» **Exercise objective**
Return every line below as is, leaving out the pictures.

» **Records for the task**
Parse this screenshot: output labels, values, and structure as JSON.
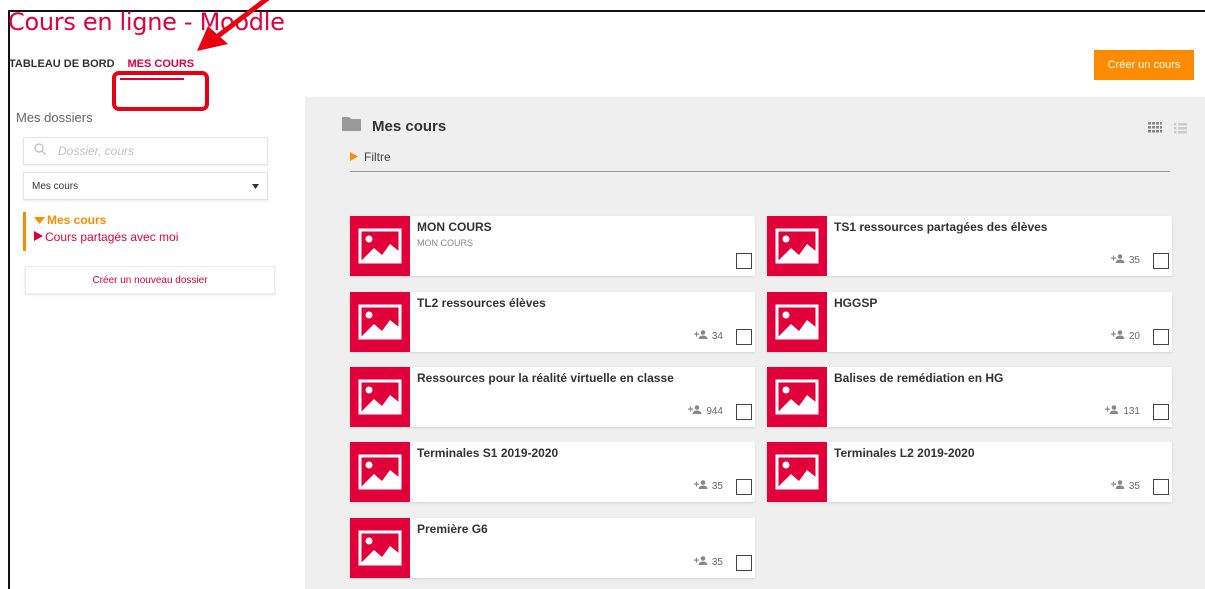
{
  "app": {
    "title": "Cours en ligne - Moodle"
  },
  "nav": {
    "items": [
      {
        "label": "TABLEAU DE BORD"
      },
      {
        "label": "MES COURS"
      }
    ]
  },
  "actions": {
    "create_course": "Créer un cours"
  },
  "sidebar": {
    "title": "Mes dossiers",
    "search_placeholder": "Dossier, cours",
    "select_value": "Mes cours",
    "tree": {
      "mine": "Mes cours",
      "shared": "Cours partagés avec moi"
    },
    "new_folder": "Créer un nouveau dossier"
  },
  "main": {
    "title": "Mes cours",
    "filter_label": "Filtre",
    "courses": [
      {
        "title": "MON COURS",
        "subtitle": "MON COURS",
        "count": ""
      },
      {
        "title": "TS1 ressources partagées des élèves",
        "subtitle": "",
        "count": "35"
      },
      {
        "title": "TL2 ressources élèves",
        "subtitle": "",
        "count": "34"
      },
      {
        "title": "HGGSP",
        "subtitle": "",
        "count": "20"
      },
      {
        "title": "Ressources pour la réalité virtuelle en classe",
        "subtitle": "",
        "count": "944"
      },
      {
        "title": "Balises de remédiation en HG",
        "subtitle": "",
        "count": "131"
      },
      {
        "title": "Terminales S1 2019-2020",
        "subtitle": "",
        "count": "35"
      },
      {
        "title": "Terminales L2 2019-2020",
        "subtitle": "",
        "count": "35"
      },
      {
        "title": "Première G6",
        "subtitle": "",
        "count": "35"
      }
    ]
  },
  "colors": {
    "brand": "#e2003b",
    "accent": "#ff8c00",
    "annotation": "#e60012"
  }
}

» **Reply**
Parse this screenshot: output labels, values, and structure as JSON.
{
  "app": {
    "title": "Cours en ligne - Moodle"
  },
  "nav": {
    "items": [
      {
        "label": "TABLEAU DE BORD"
      },
      {
        "label": "MES COURS"
      }
    ]
  },
  "actions": {
    "create_course": "Créer un cours"
  },
  "sidebar": {
    "title": "Mes dossiers",
    "search_placeholder": "Dossier, cours",
    "select_value": "Mes cours",
    "tree": {
      "mine": "Mes cours",
      "shared": "Cours partagés avec moi"
    },
    "new_folder": "Créer un nouveau dossier"
  },
  "main": {
    "title": "Mes cours",
    "filter_label": "Filtre",
    "courses": [
      {
        "title": "MON COURS",
        "subtitle": "MON COURS",
        "count": ""
      },
      {
        "title": "TS1 ressources partagées des élèves",
        "subtitle": "",
        "count": "35"
      },
      {
        "title": "TL2 ressources élèves",
        "subtitle": "",
        "count": "34"
      },
      {
        "title": "HGGSP",
        "subtitle": "",
        "count": "20"
      },
      {
        "title": "Ressources pour la réalité virtuelle en classe",
        "subtitle": "",
        "count": "944"
      },
      {
        "title": "Balises de remédiation en HG",
        "subtitle": "",
        "count": "131"
      },
      {
        "title": "Terminales S1 2019-2020",
        "subtitle": "",
        "count": "35"
      },
      {
        "title": "Terminales L2 2019-2020",
        "subtitle": "",
        "count": "35"
      },
      {
        "title": "Première G6",
        "subtitle": "",
        "count": "35"
      }
    ]
  },
  "colors": {
    "brand": "#e2003b",
    "accent": "#ff8c00",
    "annotation": "#e60012"
  }
}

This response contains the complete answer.